Records for the exercise -
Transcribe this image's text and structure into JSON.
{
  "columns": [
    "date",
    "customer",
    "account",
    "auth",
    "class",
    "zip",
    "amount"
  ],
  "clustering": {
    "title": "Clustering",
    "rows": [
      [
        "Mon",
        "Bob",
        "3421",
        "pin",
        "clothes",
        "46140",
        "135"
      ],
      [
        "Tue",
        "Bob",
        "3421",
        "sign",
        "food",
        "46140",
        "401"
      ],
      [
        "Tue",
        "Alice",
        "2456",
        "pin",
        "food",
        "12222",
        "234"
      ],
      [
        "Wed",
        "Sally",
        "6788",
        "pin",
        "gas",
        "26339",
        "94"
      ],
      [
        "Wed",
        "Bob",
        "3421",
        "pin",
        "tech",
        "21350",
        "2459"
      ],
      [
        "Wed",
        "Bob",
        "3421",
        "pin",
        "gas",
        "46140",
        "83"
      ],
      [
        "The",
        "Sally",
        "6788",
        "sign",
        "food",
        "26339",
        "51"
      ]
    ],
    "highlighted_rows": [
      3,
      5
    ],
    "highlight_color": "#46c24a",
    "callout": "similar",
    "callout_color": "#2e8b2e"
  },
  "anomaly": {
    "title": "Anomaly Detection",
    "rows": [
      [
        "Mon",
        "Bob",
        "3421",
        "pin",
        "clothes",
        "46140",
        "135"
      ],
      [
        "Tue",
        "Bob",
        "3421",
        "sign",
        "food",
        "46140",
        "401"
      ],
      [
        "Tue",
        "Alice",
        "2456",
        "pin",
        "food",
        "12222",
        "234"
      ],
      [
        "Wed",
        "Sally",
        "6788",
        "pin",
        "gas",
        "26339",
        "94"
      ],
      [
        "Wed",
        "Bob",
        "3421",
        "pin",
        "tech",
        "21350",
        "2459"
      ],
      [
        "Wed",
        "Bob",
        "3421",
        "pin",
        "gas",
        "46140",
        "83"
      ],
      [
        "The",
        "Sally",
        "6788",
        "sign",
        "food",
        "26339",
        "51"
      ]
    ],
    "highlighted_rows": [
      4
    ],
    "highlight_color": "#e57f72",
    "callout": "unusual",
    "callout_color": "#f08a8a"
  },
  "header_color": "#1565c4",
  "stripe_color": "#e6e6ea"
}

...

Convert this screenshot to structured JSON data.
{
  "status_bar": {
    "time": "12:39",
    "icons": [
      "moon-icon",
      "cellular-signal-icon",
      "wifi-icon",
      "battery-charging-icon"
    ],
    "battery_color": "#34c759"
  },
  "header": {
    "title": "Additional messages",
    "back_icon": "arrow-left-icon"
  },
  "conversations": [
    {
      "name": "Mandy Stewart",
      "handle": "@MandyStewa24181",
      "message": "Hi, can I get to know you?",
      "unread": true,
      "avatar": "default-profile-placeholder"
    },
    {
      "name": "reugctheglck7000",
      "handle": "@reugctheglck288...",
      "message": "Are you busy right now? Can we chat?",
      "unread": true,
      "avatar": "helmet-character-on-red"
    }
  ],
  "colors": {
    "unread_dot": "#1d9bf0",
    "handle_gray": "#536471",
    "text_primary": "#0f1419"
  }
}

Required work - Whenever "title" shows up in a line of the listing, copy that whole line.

Output below -
    "title": "Clustering",
    "title": "Anomaly Detection",
    "title": "Additional messages",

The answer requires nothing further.